In week 9 we looked at portfolio sites and I learned a lot about why they are great to have as well as the approach I should take and things to consider when designing my own. You can see my reflection on that lecture here. This lecture gave me a good grounding but I would still have to do some further research.
I first decided to consult the big book I bought a the start of this semester; ‘Designing Brand Identity’ by Alina Wheeler, since it has a couple pages on Websites in its touchpoint section. Although I did learn a good bit about the development process of a brand’s website by a team, I feel that it’s not really all that applicable to developing a personal portfolio site.
I then went on Pinterest to look for some inspiration. You can go here to see the board I made.
After that I looked at some real life examples like the portfolio sites of Sean Halpin, Poposhki, Edward Lim and Rachel Schmitz. The site that stood out to me the most was Sean Halpin’s as it leaves a really impactful first impression. Theres there’s animated eye that’s looking around and then it sort of zooms in on you which I found very striking. He also uses a really pretty iridescent looking gradient for the header type and these little curved cubes around the eye. I’m not sure if it’s just because my browser is in dark mode that the back ground is dark but having that iridescent gradient is very cool and striking. I also liked the footer and image layout of Poposhki’s and the colourful block of links in Rachel Schmitz’s.
Wire-framing and Prototyping
After I felt I had done enough research, I went and started wireframing. My initial idea was to give my portfolio site a fun and playful feel by having my about me section in the cloud with a butterfly and my footer under the sea with my eye-fish. I think I initially wanted to have a one page site where you could click on links to take you to specific projects or you could just keep scrolling through all of them.

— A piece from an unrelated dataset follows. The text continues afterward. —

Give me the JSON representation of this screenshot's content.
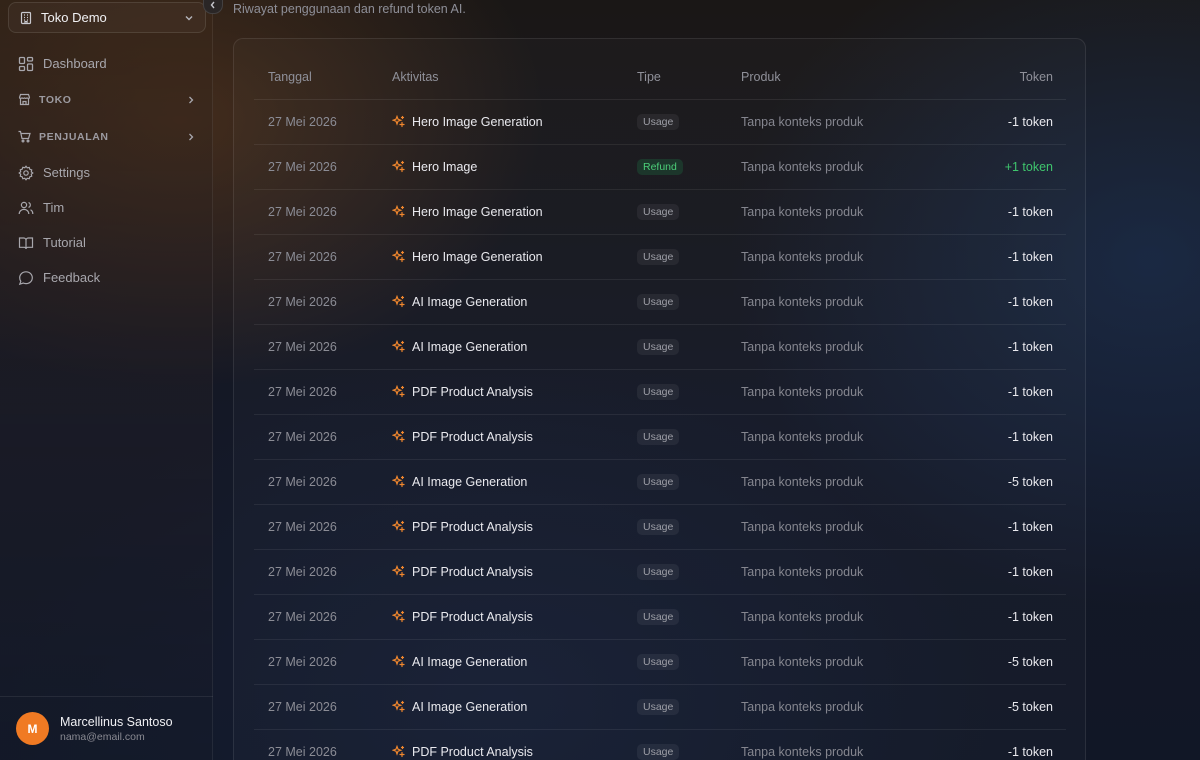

When it came to sketching a much larger and more detailed paper prototype, I decided to do away with that idea and go for a multi-page site instead with a quick overview of linked images on my homepage.
From this paper prototype I went and made a digital prototype in illustrator. I’d already established my brand colours so for this I spent some time changing those colours in, out and around to see where they’d work best and I landed on what you see below.
In week 11 we had group critiques of all our work to date and it was then that I received the general consensus that my site design had too much going on for a portfolio site. It’s meant to showcase my work after all, not be a piece of art work in its self. I kinda had a felt that it was a bit much but I took a chance, sometimes it pays off … this time it did not. It was almost like I was back to square.
Here are the critiques I got on Miro:
I was given the suggestion of redesigning it in similar style as my business card and brand guidelines. In retrospect, it’s insane to me that I didn’t consider doing that in the first place. I had a look at my brand guidelines and then did some quick wireframes.
I then made a digital prototype.
Then after receiving some feed back I altered the layout. I also put in my imagery. I wanted each block that takes you to one of my projects to look like a sticker had been plastered on it and I think I achieved that. The picture I used is the same as my linkedin. I’m definitely going to change it as it doesn’t really go with my colours and just generally the overall vibe I’m going for, but it’s the only decently taken photo I have that’s been taken fairly recently. It’s a place holder till I take something better essentially.
Now that I had a home page it was time to plan out my content pages. I wanted my brand page to incorporate a little bit of that first concept so I put the fish in the footer and a butterfly struggling to hold my monogram upright.
I then went and digitised them too.
After doing all that prototyping, it was time to get to grips with coding. I used my portfolio sight from IXD101 as base so that the bulk of the work would be done and all I’d have to do then is skin it. Except I ended up changing and cutting out so much of the original that I wondered if it would have been easier just to start from scratch and copy and paste the bits I needed from the old one. Anyway, it wasn’t insanely difficult for the most part but it did take me way longer than it should have to figure out how to make my make my icons SVGs. I also found it quite frustrating just generally making things go exactly where I want them to. I ended up having to make some a compromise with the footer since I had no idea for the life of me how to get the footer to look the way it. does in my prototype. I enlisted help from my dad who’s good at this html/css stuff but he couldn’t figure it out either. I left it as it is now but I’m definitely gonna revisit it over the summer to see if I can figure it out.
Here is the link to my GitHub repo: https://github.com/LauraFoy/ixd103
My Portfolio Website
Here’s my website homepage link: https://laurafoy.github.io/ixd103/portfolio_home.html
And here’s my full prototype pdf: portfolio-full-prototype
Theres still much to do in terms of making it complete. I’m definitely going to continue working on coding the other pages and perfecting that home page over the summer. Overall though, I’m really pleased with what I’ve accomplished here. I think my portfolio site design reflects my brand really well, just like my brand guidelines, which would make sense because they’re in the same style.